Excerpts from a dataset
==========

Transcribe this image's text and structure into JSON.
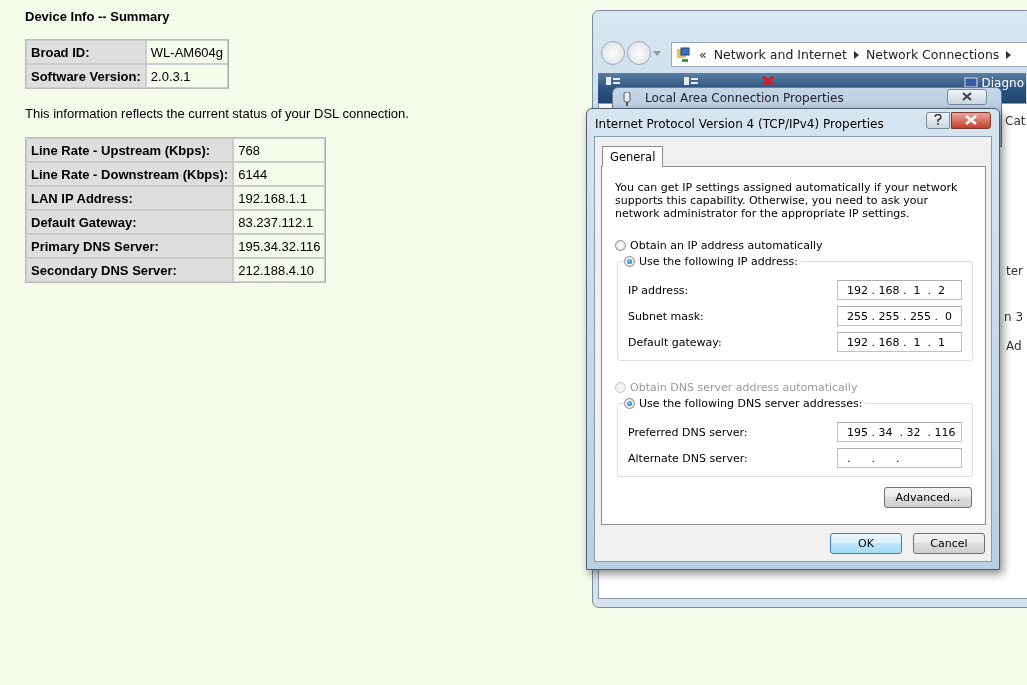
{
  "page": {
    "title": "Device Info -- Summary",
    "device_table": [
      {
        "label": "Broad ID:",
        "value": "WL-AM604g"
      },
      {
        "label": "Software Version:",
        "value": "2.0.3.1"
      }
    ],
    "note": "This information reflects the current status of your DSL connection.",
    "status_table": [
      {
        "label": "Line Rate - Upstream (Kbps):",
        "value": "768"
      },
      {
        "label": "Line Rate - Downstream (Kbps):",
        "value": "6144"
      },
      {
        "label": "LAN IP Address:",
        "value": "192.168.1.1"
      },
      {
        "label": "Default Gateway:",
        "value": "83.237.112.1"
      },
      {
        "label": "Primary DNS Server:",
        "value": "195.34.32.116"
      },
      {
        "label": "Secondary DNS Server:",
        "value": "212.188.4.10"
      }
    ]
  },
  "explorer_window": {
    "breadcrumb_prefix": "«",
    "breadcrumb": [
      "Network and Internet",
      "Network Connections"
    ],
    "toolbar": [
      {
        "kind": "menu"
      },
      {
        "kind": "menu"
      },
      {
        "kind": "disable"
      },
      {
        "label": "Diagno",
        "kind": "diagnose"
      }
    ],
    "peek_texts": [
      "Cat",
      "ter",
      "n 3",
      "Ad"
    ]
  },
  "lac_dialog": {
    "title": "Local Area Connection Properties"
  },
  "ipv4_dialog": {
    "title": "Internet Protocol Version 4 (TCP/IPv4) Properties",
    "tabs": [
      {
        "label": "General",
        "selected": true
      }
    ],
    "intro": "You can get IP settings assigned automatically if your network supports this capability. Otherwise, you need to ask your network administrator for the appropriate IP settings.",
    "groups": [
      {
        "auto_option": {
          "label": "Obtain an IP address automatically",
          "selected": false,
          "disabled": false
        },
        "manual_option": {
          "label": "Use the following IP address:",
          "selected": true,
          "disabled": false
        },
        "fields": [
          {
            "label": "IP address:",
            "value": "192 . 168 .  1  .  2"
          },
          {
            "label": "Subnet mask:",
            "value": "255 . 255 . 255 .  0"
          },
          {
            "label": "Default gateway:",
            "value": "192 . 168 .  1  .  1"
          }
        ]
      },
      {
        "auto_option": {
          "label": "Obtain DNS server address automatically",
          "selected": false,
          "disabled": true
        },
        "manual_option": {
          "label": "Use the following DNS server addresses:",
          "selected": true,
          "disabled": false
        },
        "fields": [
          {
            "label": "Preferred DNS server:",
            "value": "195 . 34  . 32  . 116"
          },
          {
            "label": "Alternate DNS server:",
            "value": ".      .      ."
          }
        ]
      }
    ],
    "advanced_button": "Advanced...",
    "buttons": [
      {
        "label": "OK",
        "default": true
      },
      {
        "label": "Cancel",
        "default": false
      }
    ]
  }
}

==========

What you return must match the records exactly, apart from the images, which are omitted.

Transcribe this image's text and structure into JSON.
{
  "page": {
    "title": "Device Info -- Summary",
    "device_table": [
      {
        "label": "Broad ID:",
        "value": "WL-AM604g"
      },
      {
        "label": "Software Version:",
        "value": "2.0.3.1"
      }
    ],
    "note": "This information reflects the current status of your DSL connection.",
    "status_table": [
      {
        "label": "Line Rate - Upstream (Kbps):",
        "value": "768"
      },
      {
        "label": "Line Rate - Downstream (Kbps):",
        "value": "6144"
      },
      {
        "label": "LAN IP Address:",
        "value": "192.168.1.1"
      },
      {
        "label": "Default Gateway:",
        "value": "83.237.112.1"
      },
      {
        "label": "Primary DNS Server:",
        "value": "195.34.32.116"
      },
      {
        "label": "Secondary DNS Server:",
        "value": "212.188.4.10"
      }
    ]
  },
  "explorer_window": {
    "breadcrumb_prefix": "«",
    "breadcrumb": [
      "Network and Internet",
      "Network Connections"
    ],
    "toolbar": [
      {
        "kind": "menu"
      },
      {
        "kind": "menu"
      },
      {
        "kind": "disable"
      },
      {
        "label": "Diagno",
        "kind": "diagnose"
      }
    ],
    "peek_texts": [
      "Cat",
      "ter",
      "n 3",
      "Ad"
    ]
  },
  "lac_dialog": {
    "title": "Local Area Connection Properties"
  },
  "ipv4_dialog": {
    "title": "Internet Protocol Version 4 (TCP/IPv4) Properties",
    "tabs": [
      {
        "label": "General",
        "selected": true
      }
    ],
    "intro": "You can get IP settings assigned automatically if your network supports this capability. Otherwise, you need to ask your network administrator for the appropriate IP settings.",
    "groups": [
      {
        "auto_option": {
          "label": "Obtain an IP address automatically",
          "selected": false,
          "disabled": false
        },
        "manual_option": {
          "label": "Use the following IP address:",
          "selected": true,
          "disabled": false
        },
        "fields": [
          {
            "label": "IP address:",
            "value": "192 . 168 .  1  .  2"
          },
          {
            "label": "Subnet mask:",
            "value": "255 . 255 . 255 .  0"
          },
          {
            "label": "Default gateway:",
            "value": "192 . 168 .  1  .  1"
          }
        ]
      },
      {
        "auto_option": {
          "label": "Obtain DNS server address automatically",
          "selected": false,
          "disabled": true
        },
        "manual_option": {
          "label": "Use the following DNS server addresses:",
          "selected": true,
          "disabled": false
        },
        "fields": [
          {
            "label": "Preferred DNS server:",
            "value": "195 . 34  . 32  . 116"
          },
          {
            "label": "Alternate DNS server:",
            "value": ".      .      ."
          }
        ]
      }
    ],
    "advanced_button": "Advanced...",
    "buttons": [
      {
        "label": "OK",
        "default": true
      },
      {
        "label": "Cancel",
        "default": false
      }
    ]
  }
}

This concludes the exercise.